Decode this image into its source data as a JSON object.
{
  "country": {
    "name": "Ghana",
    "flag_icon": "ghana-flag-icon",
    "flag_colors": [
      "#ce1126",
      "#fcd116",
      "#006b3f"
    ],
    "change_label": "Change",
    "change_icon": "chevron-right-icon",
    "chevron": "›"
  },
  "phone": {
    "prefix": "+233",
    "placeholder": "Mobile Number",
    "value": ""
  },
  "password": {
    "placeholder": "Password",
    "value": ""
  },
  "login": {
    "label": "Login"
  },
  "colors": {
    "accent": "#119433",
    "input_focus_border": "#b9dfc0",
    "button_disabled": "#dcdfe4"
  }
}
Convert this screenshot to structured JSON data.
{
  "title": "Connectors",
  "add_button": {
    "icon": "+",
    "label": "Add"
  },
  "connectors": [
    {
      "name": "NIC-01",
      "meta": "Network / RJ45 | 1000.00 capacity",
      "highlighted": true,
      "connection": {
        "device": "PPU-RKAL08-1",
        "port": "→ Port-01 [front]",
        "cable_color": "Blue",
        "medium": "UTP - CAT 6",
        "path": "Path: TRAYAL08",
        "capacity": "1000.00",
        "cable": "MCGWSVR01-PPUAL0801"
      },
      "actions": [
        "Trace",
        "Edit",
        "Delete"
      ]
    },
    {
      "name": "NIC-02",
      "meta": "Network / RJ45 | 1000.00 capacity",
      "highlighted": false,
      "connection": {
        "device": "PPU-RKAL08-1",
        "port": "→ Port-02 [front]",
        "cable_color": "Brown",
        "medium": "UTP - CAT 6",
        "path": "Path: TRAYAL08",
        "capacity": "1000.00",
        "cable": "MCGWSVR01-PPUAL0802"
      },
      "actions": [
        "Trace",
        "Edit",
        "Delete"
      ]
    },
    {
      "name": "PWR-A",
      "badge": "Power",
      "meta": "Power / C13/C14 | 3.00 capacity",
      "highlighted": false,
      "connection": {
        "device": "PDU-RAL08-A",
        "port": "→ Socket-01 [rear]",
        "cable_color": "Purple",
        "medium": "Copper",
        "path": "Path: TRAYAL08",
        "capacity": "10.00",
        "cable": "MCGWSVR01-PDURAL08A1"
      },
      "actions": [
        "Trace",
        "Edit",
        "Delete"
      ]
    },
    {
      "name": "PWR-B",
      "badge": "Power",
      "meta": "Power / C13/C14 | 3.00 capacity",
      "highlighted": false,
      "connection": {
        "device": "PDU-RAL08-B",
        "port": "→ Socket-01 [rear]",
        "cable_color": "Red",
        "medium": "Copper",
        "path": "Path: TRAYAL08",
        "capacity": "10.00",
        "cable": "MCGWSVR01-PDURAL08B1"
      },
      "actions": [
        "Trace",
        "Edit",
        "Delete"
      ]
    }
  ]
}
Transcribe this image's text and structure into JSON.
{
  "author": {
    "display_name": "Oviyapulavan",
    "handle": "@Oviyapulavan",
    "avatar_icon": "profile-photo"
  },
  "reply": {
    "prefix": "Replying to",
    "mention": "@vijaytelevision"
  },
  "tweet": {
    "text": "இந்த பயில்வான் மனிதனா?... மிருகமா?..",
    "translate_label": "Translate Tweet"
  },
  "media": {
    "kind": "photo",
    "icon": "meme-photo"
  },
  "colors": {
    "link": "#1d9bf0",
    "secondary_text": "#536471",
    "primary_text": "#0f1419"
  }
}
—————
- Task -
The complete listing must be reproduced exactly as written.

- Exercise result -
Decode this image into its source data as a JSON object.
{
  "country": {
    "name": "Ghana",
    "flag_icon": "ghana-flag-icon",
    "flag_colors": [
      "#ce1126",
      "#fcd116",
      "#006b3f"
    ],
    "change_label": "Change",
    "change_icon": "chevron-right-icon",
    "chevron": "›"
  },
  "phone": {
    "prefix": "+233",
    "placeholder": "Mobile Number",
    "value": ""
  },
  "password": {
    "placeholder": "Password",
    "value": ""
  },
  "login": {
    "label": "Login"
  },
  "colors": {
    "accent": "#119433",
    "input_focus_border": "#b9dfc0",
    "button_disabled": "#dcdfe4"
  }
}
Convert this screenshot to structured JSON data.
{
  "title": "Connectors",
  "add_button": {
    "icon": "+",
    "label": "Add"
  },
  "connectors": [
    {
      "name": "NIC-01",
      "meta": "Network / RJ45 | 1000.00 capacity",
      "highlighted": true,
      "connection": {
        "device": "PPU-RKAL08-1",
        "port": "→ Port-01 [front]",
        "cable_color": "Blue",
        "medium": "UTP - CAT 6",
        "path": "Path: TRAYAL08",
        "capacity": "1000.00",
        "cable": "MCGWSVR01-PPUAL0801"
      },
      "actions": [
        "Trace",
        "Edit",
        "Delete"
      ]
    },
    {
      "name": "NIC-02",
      "meta": "Network / RJ45 | 1000.00 capacity",
      "highlighted": false,
      "connection": {
        "device": "PPU-RKAL08-1",
        "port": "→ Port-02 [front]",
        "cable_color": "Brown",
        "medium": "UTP - CAT 6",
        "path": "Path: TRAYAL08",
        "capacity": "1000.00",
        "cable": "MCGWSVR01-PPUAL0802"
      },
      "actions": [
        "Trace",
        "Edit",
        "Delete"
      ]
    },
    {
      "name": "PWR-A",
      "badge": "Power",
      "meta": "Power / C13/C14 | 3.00 capacity",
      "highlighted": false,
      "connection": {
        "device": "PDU-RAL08-A",
        "port": "→ Socket-01 [rear]",
        "cable_color": "Purple",
        "medium": "Copper",
        "path": "Path: TRAYAL08",
        "capacity": "10.00",
        "cable": "MCGWSVR01-PDURAL08A1"
      },
      "actions": [
        "Trace",
        "Edit",
        "Delete"
      ]
    },
    {
      "name": "PWR-B",
      "badge": "Power",
      "meta": "Power / C13/C14 | 3.00 capacity",
      "highlighted": false,
      "connection": {
        "device": "PDU-RAL08-B",
        "port": "→ Socket-01 [rear]",
        "cable_color": "Red",
        "medium": "Copper",
        "path": "Path: TRAYAL08",
        "capacity": "10.00",
        "cable": "MCGWSVR01-PDURAL08B1"
      },
      "actions": [
        "Trace",
        "Edit",
        "Delete"
      ]
    }
  ]
}
Transcribe this image's text and structure into JSON.
{
  "author": {
    "display_name": "Oviyapulavan",
    "handle": "@Oviyapulavan",
    "avatar_icon": "profile-photo"
  },
  "reply": {
    "prefix": "Replying to",
    "mention": "@vijaytelevision"
  },
  "tweet": {
    "text": "இந்த பயில்வான் மனிதனா?... மிருகமா?..",
    "translate_label": "Translate Tweet"
  },
  "media": {
    "kind": "photo",
    "icon": "meme-photo"
  },
  "colors": {
    "link": "#1d9bf0",
    "secondary_text": "#536471",
    "primary_text": "#0f1419"
  }
}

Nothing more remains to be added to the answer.